▶ **Data for this exercise**
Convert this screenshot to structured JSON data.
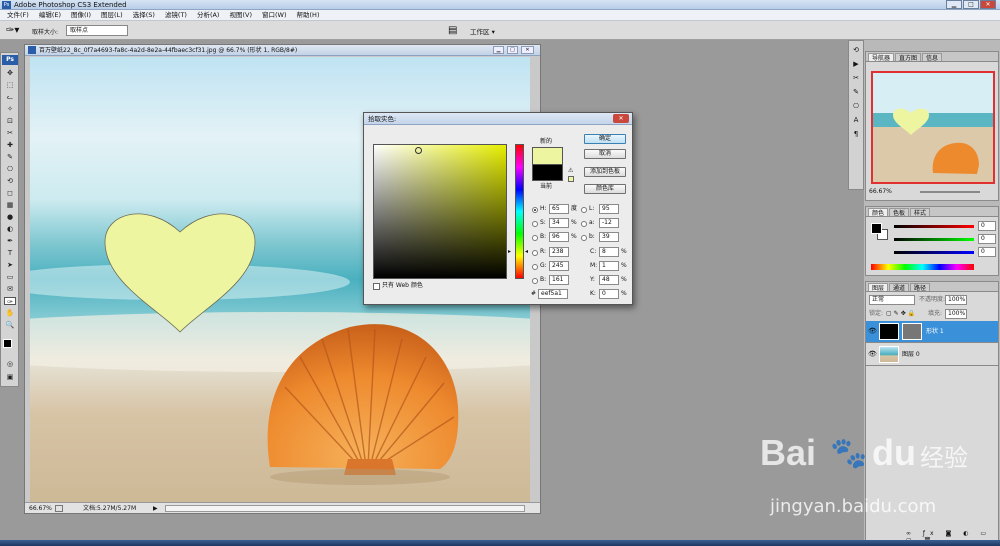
{
  "app": {
    "title": "Adobe Photoshop CS3 Extended"
  },
  "menu": [
    "文件(F)",
    "编辑(E)",
    "图像(I)",
    "图层(L)",
    "选择(S)",
    "滤镜(T)",
    "分析(A)",
    "视图(V)",
    "窗口(W)",
    "帮助(H)"
  ],
  "options": {
    "sample_size_label": "取样大小:",
    "sample_size_value": "取样点",
    "workspace_label": "工作区 ▾"
  },
  "toolbox": {
    "badge": "Ps",
    "tool_icons": [
      "move-icon",
      "marquee-icon",
      "lasso-icon",
      "magic-wand-icon",
      "crop-icon",
      "slice-icon",
      "healing-icon",
      "brush-icon",
      "stamp-icon",
      "history-brush-icon",
      "eraser-icon",
      "gradient-icon",
      "blur-icon",
      "dodge-icon",
      "pen-icon",
      "type-icon",
      "path-select-icon",
      "shape-icon",
      "notes-icon",
      "eyedropper-icon",
      "hand-icon",
      "zoom-icon"
    ],
    "tool_glyphs": [
      "✥",
      "⬚",
      "ᓚ",
      "✧",
      "⊡",
      "✂",
      "✚",
      "✎",
      "⎔",
      "⟲",
      "◻",
      "▦",
      "●",
      "◐",
      "✒",
      "T",
      "➤",
      "▭",
      "✉",
      "✑",
      "✋",
      "🔍"
    ]
  },
  "document": {
    "title": "百万壁纸22_8c_0f7a4693-fa8c-4a2d-8e2a-44fbaec3cf31.jpg @ 66.7% (形状 1, RGB/8#)",
    "zoom": "66.67%",
    "doc_info": "文档:5.27M/5.27M"
  },
  "picker": {
    "title": "拾取实色:",
    "label_new": "新的",
    "label_current": "当前",
    "ok": "确定",
    "cancel": "取消",
    "add_swatch": "添加到色板",
    "libraries": "颜色库",
    "web_only": "只有 Web 颜色",
    "new_color": "#eef5a1",
    "current_color": "#000000",
    "hsb": {
      "h_label": "H:",
      "h": "65",
      "h_unit": "度",
      "s_label": "S:",
      "s": "34",
      "s_unit": "%",
      "b_label": "B:",
      "b": "96",
      "b_unit": "%"
    },
    "rgb": {
      "r_label": "R:",
      "r": "238",
      "g_label": "G:",
      "g": "245",
      "b_label": "B:",
      "b": "161"
    },
    "lab": {
      "l_label": "L:",
      "l": "95",
      "a_label": "a:",
      "a": "-12",
      "b_label": "b:",
      "b": "39"
    },
    "cmyk": {
      "c_label": "C:",
      "c": "8",
      "m_label": "M:",
      "m": "1",
      "y_label": "Y:",
      "y": "48",
      "k_label": "K:",
      "k": "0",
      "unit": "%"
    },
    "hex_label": "#",
    "hex": "eef5a1"
  },
  "navigator": {
    "tabs": [
      "导航器",
      "直方图",
      "信息"
    ],
    "zoom": "66.67%"
  },
  "color_panel": {
    "tabs": [
      "颜色",
      "色板",
      "样式"
    ],
    "r": "0",
    "g": "0",
    "b": "0"
  },
  "layers": {
    "tabs": [
      "图层",
      "通道",
      "路径"
    ],
    "blend_mode": "正常",
    "opacity_label": "不透明度:",
    "opacity": "100%",
    "lock_label": "锁定:",
    "fill_label": "填充:",
    "fill": "100%",
    "items": [
      {
        "name": "形状 1",
        "selected": true
      },
      {
        "name": "图层 0",
        "selected": false
      }
    ]
  },
  "watermark": {
    "brand_left": "Bai",
    "brand_right": "du",
    "cn": "经验",
    "url": "jingyan.baidu.com"
  },
  "colors": {
    "shape_fill": "#eef5a1",
    "layer_selected": "#3a90d9"
  }
}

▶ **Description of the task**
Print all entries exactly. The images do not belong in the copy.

▶ **Answer to this problem**
Convert this screenshot to structured JSON data.
{
  "app": {
    "title": "Adobe Photoshop CS3 Extended"
  },
  "menu": [
    "文件(F)",
    "编辑(E)",
    "图像(I)",
    "图层(L)",
    "选择(S)",
    "滤镜(T)",
    "分析(A)",
    "视图(V)",
    "窗口(W)",
    "帮助(H)"
  ],
  "options": {
    "sample_size_label": "取样大小:",
    "sample_size_value": "取样点",
    "workspace_label": "工作区 ▾"
  },
  "toolbox": {
    "badge": "Ps",
    "tool_icons": [
      "move-icon",
      "marquee-icon",
      "lasso-icon",
      "magic-wand-icon",
      "crop-icon",
      "slice-icon",
      "healing-icon",
      "brush-icon",
      "stamp-icon",
      "history-brush-icon",
      "eraser-icon",
      "gradient-icon",
      "blur-icon",
      "dodge-icon",
      "pen-icon",
      "type-icon",
      "path-select-icon",
      "shape-icon",
      "notes-icon",
      "eyedropper-icon",
      "hand-icon",
      "zoom-icon"
    ],
    "tool_glyphs": [
      "✥",
      "⬚",
      "ᓚ",
      "✧",
      "⊡",
      "✂",
      "✚",
      "✎",
      "⎔",
      "⟲",
      "◻",
      "▦",
      "●",
      "◐",
      "✒",
      "T",
      "➤",
      "▭",
      "✉",
      "✑",
      "✋",
      "🔍"
    ]
  },
  "document": {
    "title": "百万壁纸22_8c_0f7a4693-fa8c-4a2d-8e2a-44fbaec3cf31.jpg @ 66.7% (形状 1, RGB/8#)",
    "zoom": "66.67%",
    "doc_info": "文档:5.27M/5.27M"
  },
  "picker": {
    "title": "拾取实色:",
    "label_new": "新的",
    "label_current": "当前",
    "ok": "确定",
    "cancel": "取消",
    "add_swatch": "添加到色板",
    "libraries": "颜色库",
    "web_only": "只有 Web 颜色",
    "new_color": "#eef5a1",
    "current_color": "#000000",
    "hsb": {
      "h_label": "H:",
      "h": "65",
      "h_unit": "度",
      "s_label": "S:",
      "s": "34",
      "s_unit": "%",
      "b_label": "B:",
      "b": "96",
      "b_unit": "%"
    },
    "rgb": {
      "r_label": "R:",
      "r": "238",
      "g_label": "G:",
      "g": "245",
      "b_label": "B:",
      "b": "161"
    },
    "lab": {
      "l_label": "L:",
      "l": "95",
      "a_label": "a:",
      "a": "-12",
      "b_label": "b:",
      "b": "39"
    },
    "cmyk": {
      "c_label": "C:",
      "c": "8",
      "m_label": "M:",
      "m": "1",
      "y_label": "Y:",
      "y": "48",
      "k_label": "K:",
      "k": "0",
      "unit": "%"
    },
    "hex_label": "#",
    "hex": "eef5a1"
  },
  "navigator": {
    "tabs": [
      "导航器",
      "直方图",
      "信息"
    ],
    "zoom": "66.67%"
  },
  "color_panel": {
    "tabs": [
      "颜色",
      "色板",
      "样式"
    ],
    "r": "0",
    "g": "0",
    "b": "0"
  },
  "layers": {
    "tabs": [
      "图层",
      "通道",
      "路径"
    ],
    "blend_mode": "正常",
    "opacity_label": "不透明度:",
    "opacity": "100%",
    "lock_label": "锁定:",
    "fill_label": "填充:",
    "fill": "100%",
    "items": [
      {
        "name": "形状 1",
        "selected": true
      },
      {
        "name": "图层 0",
        "selected": false
      }
    ]
  },
  "watermark": {
    "brand_left": "Bai",
    "brand_right": "du",
    "cn": "经验",
    "url": "jingyan.baidu.com"
  },
  "colors": {
    "shape_fill": "#eef5a1",
    "layer_selected": "#3a90d9"
  }
}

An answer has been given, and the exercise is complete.